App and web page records

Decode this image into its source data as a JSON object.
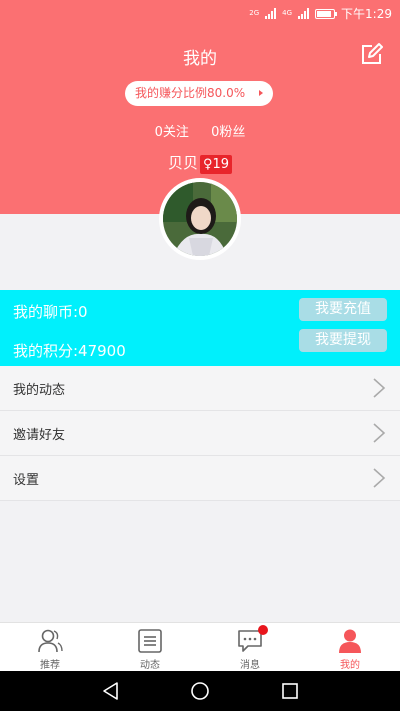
{
  "status_bar": {
    "time": "下午1:29",
    "net1": "2G",
    "net2": "4G"
  },
  "header": {
    "title": "我的",
    "ratio_label": "我的赚分比例80.0%",
    "following": "0关注",
    "fans": "0粉丝",
    "username": "贝贝",
    "gender_symbol": "♀",
    "age": "19"
  },
  "wallet": {
    "coins": "我的聊币:0",
    "points": "我的积分:47900",
    "recharge": "我要充值",
    "withdraw": "我要提现"
  },
  "menu": [
    {
      "label": "我的动态"
    },
    {
      "label": "邀请好友"
    },
    {
      "label": "设置"
    }
  ],
  "tabs": [
    {
      "label": "推荐",
      "icon": "user-icon"
    },
    {
      "label": "动态",
      "icon": "list-icon"
    },
    {
      "label": "消息",
      "icon": "chat-icon"
    },
    {
      "label": "我的",
      "icon": "profile-icon"
    }
  ],
  "colors": {
    "header": "#fb7072",
    "wallet": "#00f0fc",
    "accent": "#f5565a"
  }
}
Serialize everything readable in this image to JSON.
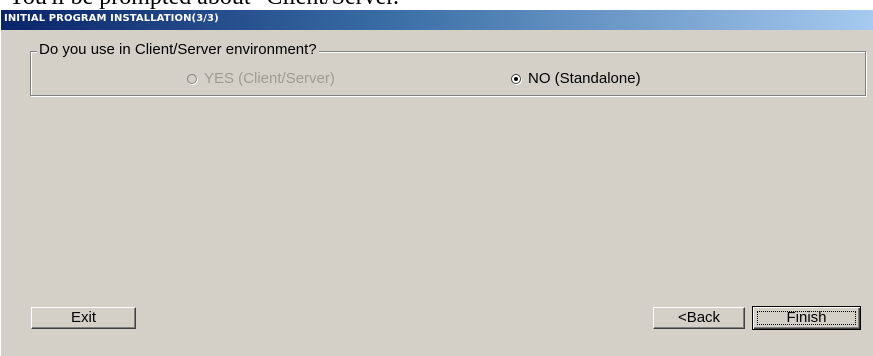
{
  "document": {
    "caption": "You'll be prompted about \"Client/Server.\""
  },
  "window": {
    "title": "INITIAL PROGRAM INSTALLATION(3/3)"
  },
  "environment_group": {
    "legend": "Do you use in Client/Server environment?",
    "options": [
      {
        "label": "YES (Client/Server)",
        "selected": false,
        "enabled": false
      },
      {
        "label": "NO (Standalone)",
        "selected": true,
        "enabled": true
      }
    ]
  },
  "buttons": {
    "exit_label": "Exit",
    "back_label": "<Back",
    "finish_label": "Finish"
  },
  "colors": {
    "window_face": "#d4d0c8",
    "title_start": "#0a246a",
    "title_end": "#a6caf0",
    "disabled_text": "#a09c94"
  }
}
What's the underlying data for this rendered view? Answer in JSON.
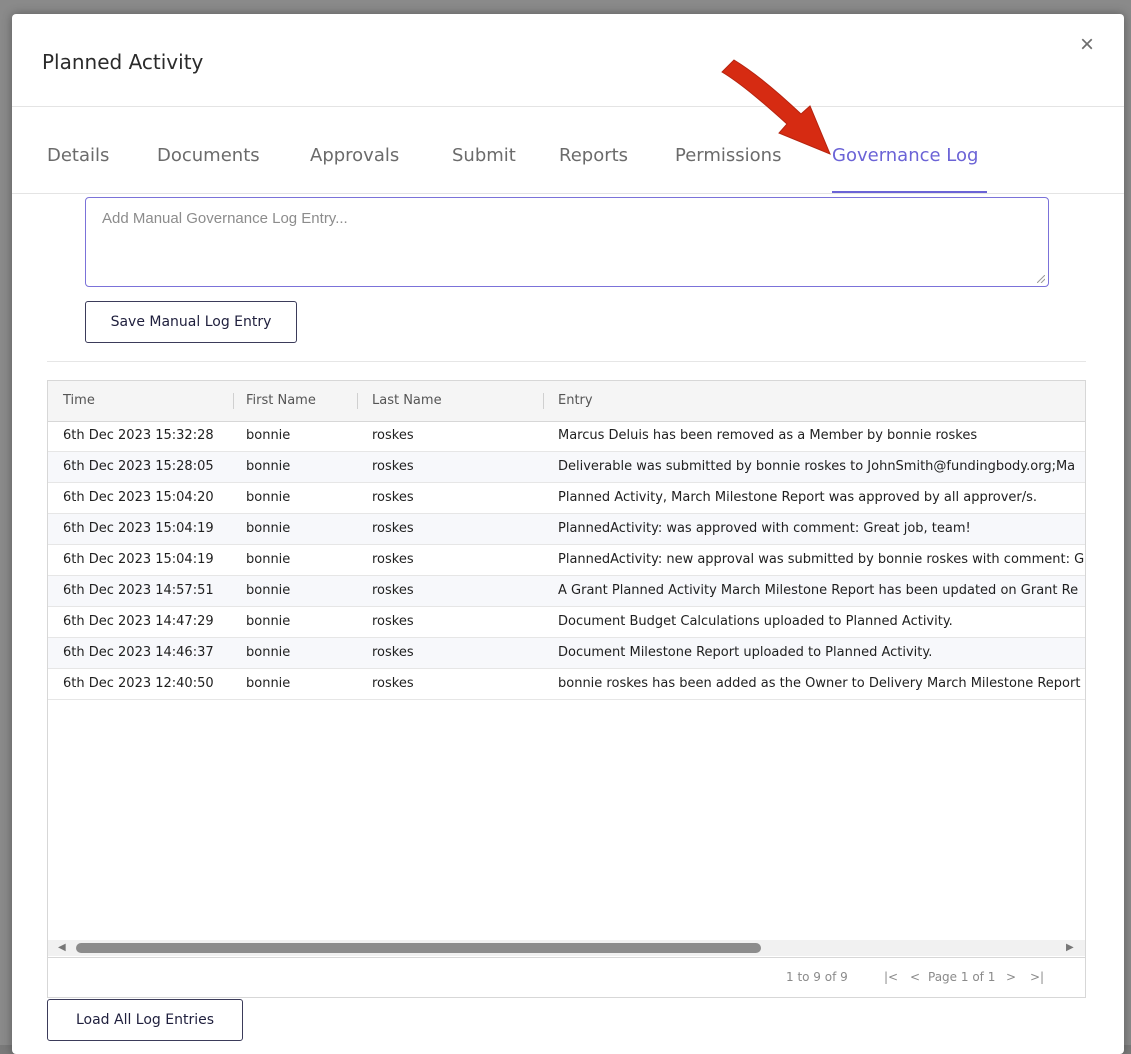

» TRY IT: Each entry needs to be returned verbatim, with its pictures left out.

» RESULT OF THE TASK:
Decode this image into its source data as a JSON object.
{
  "status_bar": {
    "time": "下午1:29",
    "net1": "2G",
    "net2": "4G"
  },
  "header": {
    "title": "我的",
    "ratio_label": "我的赚分比例80.0%",
    "following": "0关注",
    "fans": "0粉丝",
    "username": "贝贝",
    "gender_symbol": "♀",
    "age": "19"
  },
  "wallet": {
    "coins": "我的聊币:0",
    "points": "我的积分:47900",
    "recharge": "我要充值",
    "withdraw": "我要提现"
  },
  "menu": [
    {
      "label": "我的动态"
    },
    {
      "label": "邀请好友"
    },
    {
      "label": "设置"
    }
  ],
  "tabs": [
    {
      "label": "推荐",
      "icon": "user-icon"
    },
    {
      "label": "动态",
      "icon": "list-icon"
    },
    {
      "label": "消息",
      "icon": "chat-icon"
    },
    {
      "label": "我的",
      "icon": "profile-icon"
    }
  ],
  "colors": {
    "header": "#fb7072",
    "wallet": "#00f0fc",
    "accent": "#f5565a"
  }
}
Serialize everything readable in this image to JSON.
{
  "document": {
    "caption": "You'll be prompted about \"Client/Server.\""
  },
  "window": {
    "title": "INITIAL PROGRAM INSTALLATION(3/3)"
  },
  "environment_group": {
    "legend": "Do you use in Client/Server environment?",
    "options": [
      {
        "label": "YES (Client/Server)",
        "selected": false,
        "enabled": false
      },
      {
        "label": "NO (Standalone)",
        "selected": true,
        "enabled": true
      }
    ]
  },
  "buttons": {
    "exit_label": "Exit",
    "back_label": "<Back",
    "finish_label": "Finish"
  },
  "colors": {
    "window_face": "#d4d0c8",
    "title_start": "#0a246a",
    "title_end": "#a6caf0",
    "disabled_text": "#a09c94"
  }
}
What's the underlying data for this rendered view? Answer in JSON.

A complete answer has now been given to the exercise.